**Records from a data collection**

-- -- --

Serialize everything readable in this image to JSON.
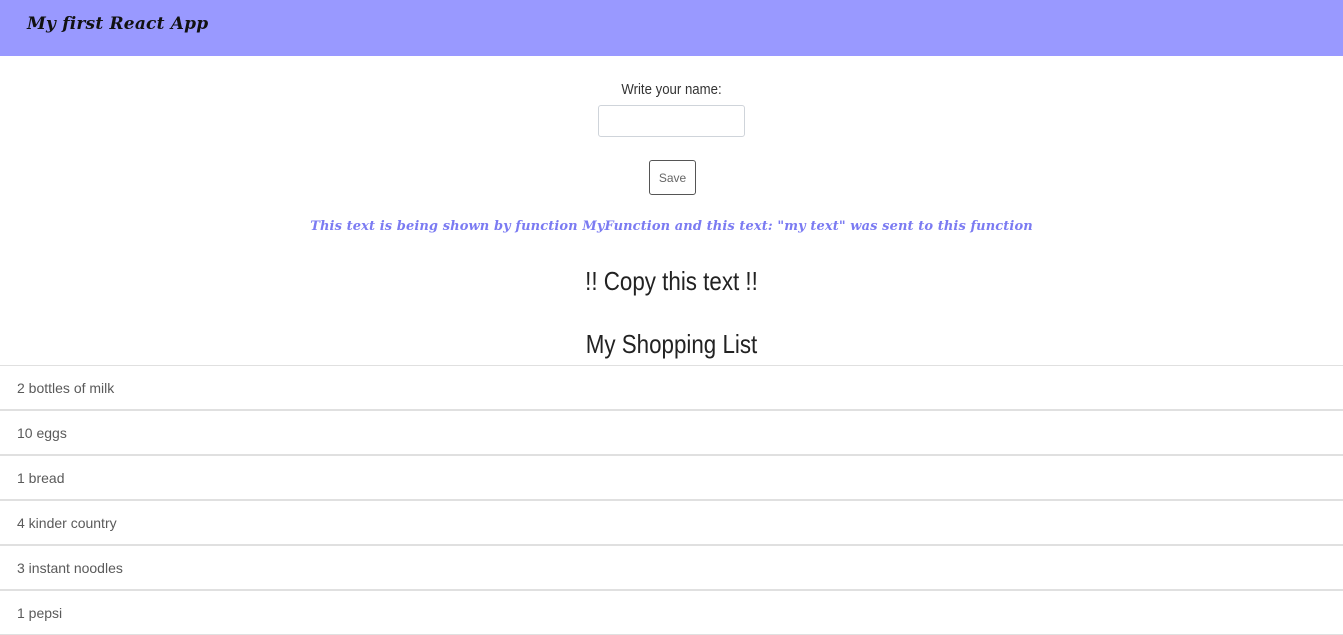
{
  "navbar": {
    "brand": "My first React App",
    "background": "#9999ff"
  },
  "form": {
    "name_label": "Write your name:",
    "name_value": "",
    "name_placeholder": "",
    "save_label": "Save"
  },
  "function_text": "This text is being shown by function MyFunction and this text: \"my text\" was sent to this function",
  "copy_heading": "!! Copy this text !!",
  "shopping": {
    "title": "My Shopping List",
    "items": [
      "2 bottles of milk",
      "10 eggs",
      "1 bread",
      "4 kinder country",
      "3 instant noodles",
      "1 pepsi"
    ]
  }
}
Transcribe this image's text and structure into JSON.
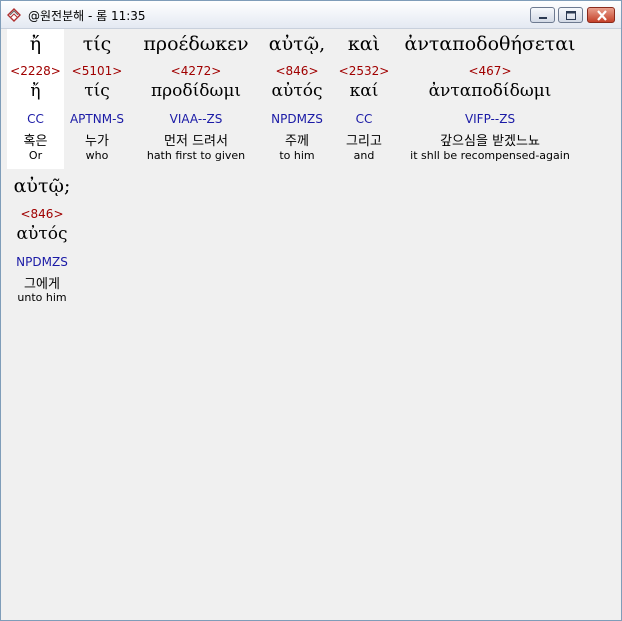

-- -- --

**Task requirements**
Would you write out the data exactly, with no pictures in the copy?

**Your response**
Serialize everything readable in this image to JSON.
{
  "navbar": {
    "brand": "My first React App",
    "background": "#9999ff"
  },
  "form": {
    "name_label": "Write your name:",
    "name_value": "",
    "name_placeholder": "",
    "save_label": "Save"
  },
  "function_text": "This text is being shown by function MyFunction and this text: \"my text\" was sent to this function",
  "copy_heading": "!! Copy this text !!",
  "shopping": {
    "title": "My Shopping List",
    "items": [
      "2 bottles of milk",
      "10 eggs",
      "1 bread",
      "4 kinder country",
      "3 instant noodles",
      "1 pepsi"
    ]
  }
}
Transcribe this image's text and structure into JSON.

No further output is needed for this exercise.